Myth: Responsible tourism is expensive.

Truth: In ecotourism as well as tradition tourism there are operators which prices, depend on quality and luxury of services, vary from very reasonable to high. There will certainly be something for you within your budget that does not compromise on the experience.

Myth: Responsible tourism is too complicated.

Truth: The Internet has made every aspect of travel planning easier. From looking for the ideal destination to transport and accommodation, the Internet has simplified travel. Also when you reach your chosen destination there are a few steps which will reduce the negative impact of your trip: buy local products, stay at private accommodation or hotels which run their business responsibly, use public transport and respect local cultures when taking photos, shopping, visiting sacred places. Hiring local tourist guides can help.

Myth:  Responsible tourism always means that we have to go somewhere out-of-the-way and 'rustic'; I didn't come on holiday to get muddy

Truth: Many people, when they hear the word  "ecotourism" they think of mud huts, backwards villages and toilets that don't flush. You do not have to go to Brazil for ecotour. on the website: www.ecotourismlogue.com you can find useful information and recommendations (books, guides, interesting places, local activities and monuments, cheap lodging) for responsible travelling in Britain, France, Spain, Italy, Croatia and many other European countries. Unfortunately, Serbia is not on this list yet but hopes it will be changed soon.

Some useful advice:

1. Travel by plane only when it is necessary

Air transport is one of the fastest growing travel sectors and by far the most environmentally damaging way to travel per person, per mile. Plan a trip so that you use airplane rarely. If it is possible, try to stay longer at one place, instead of changing location during your holiday.

2. Don't pack as you "are going to move out"

Try to take only necessary stuff. Keep in mind that your extra luggage costs more to move. Low cost airlines have punitive costs for 'over-weight' bags. The lighter your luggage, the lower the environmental impact. Also if your luggage is easier, your trip is easier! Most people come home with clothes they never used still in folded in their suitcase.

3. Choose accommodation responsibly

While choosing accommodation give priority to those which pay attention to sustainable business models. Look for online information on environmental initiatives, local ecological strategies and agendas for saving energy for the company that interests you. Check if the hotel or operator is authorized to offer ecotourism and is it a member of eco-touristic associations.

4. Turn off all appliances

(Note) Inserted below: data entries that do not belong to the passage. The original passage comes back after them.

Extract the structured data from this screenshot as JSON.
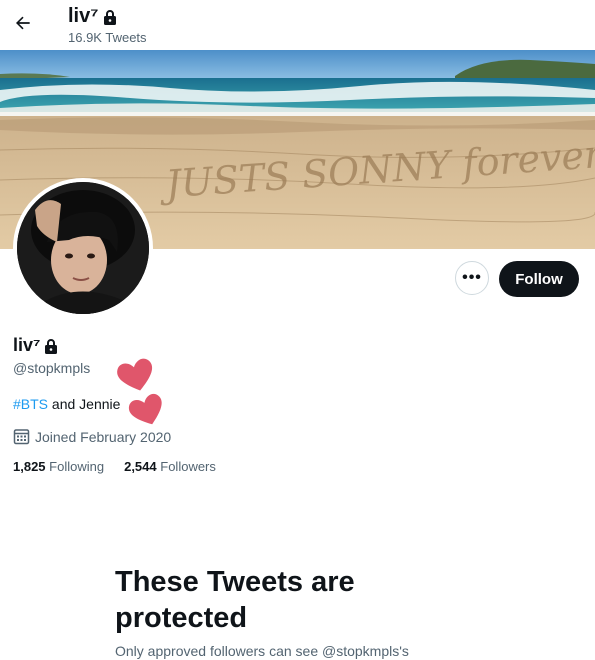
{
  "header": {
    "display_name": "liv⁷",
    "tweet_count": "16.9K Tweets"
  },
  "banner": {
    "sand_writing": "JUSTS SONNY forever"
  },
  "actions": {
    "more_label": "•••",
    "follow_label": "Follow"
  },
  "profile": {
    "display_name": "liv⁷",
    "handle": "@stopkmpls",
    "bio_hashtag": "#BTS",
    "bio_text": " and Jennie",
    "joined": "Joined February 2020",
    "following_count": "1,825",
    "following_label": "Following",
    "followers_count": "2,544",
    "followers_label": "Followers"
  },
  "protected": {
    "title": "These Tweets are protected",
    "text": "Only approved followers can see @stopkmpls's"
  },
  "colors": {
    "accent": "#1d9bf0",
    "text_primary": "#0f1419",
    "text_secondary": "#536471",
    "heart": "#e0566b"
  }
}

Before you leave home, make sure if all appliances are turned off and water valves screwed. Not only do you avoid damage in the case of unexpected events during your holiday, but also you'll save on your bills, since the appliances consume electricity even on "standby" mode. Televisions use about 3/5ths of their power on standby.

5. Be a responsible consumer in the hotel

When you leave your hotel room, check if all lights and appliances are turned off. Use water responsibly - taps do not have to be opened all the time while shaving or brushing teeth, and also consider the water usage in areas of water poverty. A long shower may feel nice in a hot dry country but there may be a hidden cost to the local community. Make sure that the hotel offers a responsible use of bed linen and towels - if there is no need to change them every day, leave a message that you do not need new towels.

6. Use alternative modes of transport

The more public transport that you use (subway, buses, and trams) the more environmentally friendly your holiday will be, and you will have the opportunity to learn more about the local culture.

7. Eat local products

Reduce the purchase and use of imported goods and focus on local products. Shop at local markets and shops; eat at local restaurants - and the freshness of ingredients and the responsibility of the stay are to be guaranteed.

Translated by Marijana Rakić

 Other Language Versions

SNS logo
  • Website Design